May 25 marks the target for GDPR compliance in the EU. Here are some key points you should look at:
The Changing Privacy Landscape
The revamp will modify the Data Protection Directive of 1995
First is the General Data Protection Regulation (GDPR)
All of the existing principles from the original Directive stay with us under GDPR. What GDPR adds is new definitions and requirements to reflect changes in technology which simply did not exist in the dialup era.
The second is the revamp of the ePrivacy Directive of 2002
(You know it, somewhat inaccurately, as the “cookie law.”) This revamp, which deals with data in transit such as cookies, telemetry, metadata, and consent for marketing. ePD is still in draft but look for a deadline of late this year/beginning of 2019.
What should you know about these changes?
GDPR pertains to personal data:
defined as “any information relating to an identified or identifiable natural person.
Includes multiple data points or combinations that create a record
• Genetic data
• Biometric data (such as facial recognition or fingerprint logins)
• Location data
• Pseudonymized data
• Online identifiers
This includes Sensitive personal data: (requires stricter protection- pay attention devs)
• Racial or ethnic origin
• Political opinions
• Religious or philosophical beliefs
• Trade union membership
• Health data
• Sex life or sexual orientation
• Past or spent criminal convictions
Personal data is used, stored and manipulated by data controllers and data processors. The controller: you or the organization you represent. Data processor is any entity that processes the data for the controller.
GDPR covers only Europe, right? NO.
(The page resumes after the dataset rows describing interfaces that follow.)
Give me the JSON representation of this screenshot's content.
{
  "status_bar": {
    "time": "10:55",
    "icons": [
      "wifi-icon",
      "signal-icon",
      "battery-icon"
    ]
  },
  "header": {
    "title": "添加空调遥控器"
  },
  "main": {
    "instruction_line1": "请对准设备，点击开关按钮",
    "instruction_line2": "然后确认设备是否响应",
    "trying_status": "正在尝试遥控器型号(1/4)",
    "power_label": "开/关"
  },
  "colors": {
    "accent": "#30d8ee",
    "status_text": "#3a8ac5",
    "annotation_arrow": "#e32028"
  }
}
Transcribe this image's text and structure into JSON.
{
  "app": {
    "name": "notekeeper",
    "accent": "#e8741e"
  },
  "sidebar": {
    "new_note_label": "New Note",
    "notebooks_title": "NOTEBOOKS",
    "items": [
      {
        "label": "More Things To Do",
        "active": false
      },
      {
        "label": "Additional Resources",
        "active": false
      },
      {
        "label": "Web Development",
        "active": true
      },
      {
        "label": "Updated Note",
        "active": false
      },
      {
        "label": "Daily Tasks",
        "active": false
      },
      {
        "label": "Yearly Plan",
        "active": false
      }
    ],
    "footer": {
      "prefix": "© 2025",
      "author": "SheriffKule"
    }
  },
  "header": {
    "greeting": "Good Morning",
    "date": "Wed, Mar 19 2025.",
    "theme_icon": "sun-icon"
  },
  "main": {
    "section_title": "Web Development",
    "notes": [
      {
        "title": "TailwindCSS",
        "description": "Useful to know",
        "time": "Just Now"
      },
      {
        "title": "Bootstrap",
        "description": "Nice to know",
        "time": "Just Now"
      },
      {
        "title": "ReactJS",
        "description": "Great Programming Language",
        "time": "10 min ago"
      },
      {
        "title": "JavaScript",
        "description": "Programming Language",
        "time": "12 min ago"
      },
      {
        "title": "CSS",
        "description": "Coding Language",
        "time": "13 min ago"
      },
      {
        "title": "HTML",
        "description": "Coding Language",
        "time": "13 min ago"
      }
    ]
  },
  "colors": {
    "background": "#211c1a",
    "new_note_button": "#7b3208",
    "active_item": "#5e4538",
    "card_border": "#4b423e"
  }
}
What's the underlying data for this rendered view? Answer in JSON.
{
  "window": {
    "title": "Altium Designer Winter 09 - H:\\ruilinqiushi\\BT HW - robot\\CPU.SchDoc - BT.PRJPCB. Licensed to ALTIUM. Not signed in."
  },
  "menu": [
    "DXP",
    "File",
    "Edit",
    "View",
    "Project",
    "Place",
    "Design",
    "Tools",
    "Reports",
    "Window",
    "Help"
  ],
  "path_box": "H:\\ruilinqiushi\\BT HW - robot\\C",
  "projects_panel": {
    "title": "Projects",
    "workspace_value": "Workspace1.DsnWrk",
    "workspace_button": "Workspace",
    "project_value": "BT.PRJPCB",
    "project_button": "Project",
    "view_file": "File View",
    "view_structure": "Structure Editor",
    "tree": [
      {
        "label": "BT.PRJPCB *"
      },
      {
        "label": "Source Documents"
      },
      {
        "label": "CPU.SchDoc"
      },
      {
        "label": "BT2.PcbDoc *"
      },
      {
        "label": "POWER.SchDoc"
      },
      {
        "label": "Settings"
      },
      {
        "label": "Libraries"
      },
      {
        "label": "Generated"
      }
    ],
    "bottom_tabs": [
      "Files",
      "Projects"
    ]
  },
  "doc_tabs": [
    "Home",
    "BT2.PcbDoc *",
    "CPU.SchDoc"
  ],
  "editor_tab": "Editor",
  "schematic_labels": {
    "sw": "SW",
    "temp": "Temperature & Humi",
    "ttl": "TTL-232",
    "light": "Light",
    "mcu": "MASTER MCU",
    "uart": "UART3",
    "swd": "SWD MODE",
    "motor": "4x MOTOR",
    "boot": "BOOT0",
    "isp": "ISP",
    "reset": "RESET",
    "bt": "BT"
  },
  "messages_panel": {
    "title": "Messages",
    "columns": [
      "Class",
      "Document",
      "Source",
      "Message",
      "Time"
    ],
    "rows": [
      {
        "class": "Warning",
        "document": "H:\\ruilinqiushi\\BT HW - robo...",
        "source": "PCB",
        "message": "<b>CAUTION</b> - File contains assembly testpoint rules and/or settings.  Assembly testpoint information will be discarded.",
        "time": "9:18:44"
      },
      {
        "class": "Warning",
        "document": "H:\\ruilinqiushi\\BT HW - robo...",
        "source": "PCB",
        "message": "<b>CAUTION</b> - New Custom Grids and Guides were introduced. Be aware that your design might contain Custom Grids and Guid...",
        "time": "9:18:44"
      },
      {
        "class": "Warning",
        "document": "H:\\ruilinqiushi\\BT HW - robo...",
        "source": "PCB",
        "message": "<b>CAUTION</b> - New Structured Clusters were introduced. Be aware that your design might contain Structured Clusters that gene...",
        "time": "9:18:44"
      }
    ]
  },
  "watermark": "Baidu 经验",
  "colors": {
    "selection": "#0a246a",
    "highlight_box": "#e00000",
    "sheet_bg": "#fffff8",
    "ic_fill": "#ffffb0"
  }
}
If you deal with data from any European entity (customers, users, business, etc) you need to protect it under GDPR. The fact that the USA currently doesn’t have a far reaching set of laws or governances for protecting data is not a reason to push this under the rug. The US views these privacies mostly under contract and property law – right now; but remember the internet has no boundaries. Pretty soon there will be a collision of practices about how we protect data so start doing it now as much in accordance to GDPR as you can within your purview. Data protection is not overtly protected by law – the responsibility is very much in the hands of engineers who create and implement these processes.
What you can do now
The Privacy by Design framework
a seven-point development methodology which requires optimal data protection to be provided as standard, by default, across all uses and applications.
Privacy Impact Assessment (PIA)
TRAINING AND PROFESSIONAL DEVELOPMENT
include legal and industry specific and methodologies/frameworks
TECHNICAL AND SECURITY MEASURES
most data breaches begin internally (think access control, segregated data)
• Healthy data protection workflows
• Avoid unnecessary data capture or loss
• Require everyone in your project to work from a clearly defined set of code libraries, tools, and frameworks
Technical and security measures to address third parties
Disable unsafe or unnecessary modules ( in APIs and third-party libraries)
Map where data is stored, protected, encrypted, and sandboxed
Minimization in front and back end UI design where data is collected
Data should be deleted, automatically or through user actions, when it is no longer needed
CONSENT AND SUBJECT ACCESS
• provide better consent mechanisms and user controls
• UI for individual subject access rights, such as the right to edit and correct information, the right to download data, the right to restrict processing, and the right to data deletion. (think account settings)
• develop ways to alert users to any applicable choices and options
• develop to enforce user consent
• Procedures such as penetration testing
• Test for data protection by default
• Develop ways for the public to notify if your data has been breached
GDPR is really about adopting common-sense safeguards for data protection and privacy as fundamental parts of your development workflow.
Here is the full GDPR Code of Practice as a start in making changes:
Anonymisation: managing data protection risk code of practice
2. Notification of data breach
3. Right to be forgotten
every individual reserves the right to ask for the deletion of their personal data in situations when the data is no longer required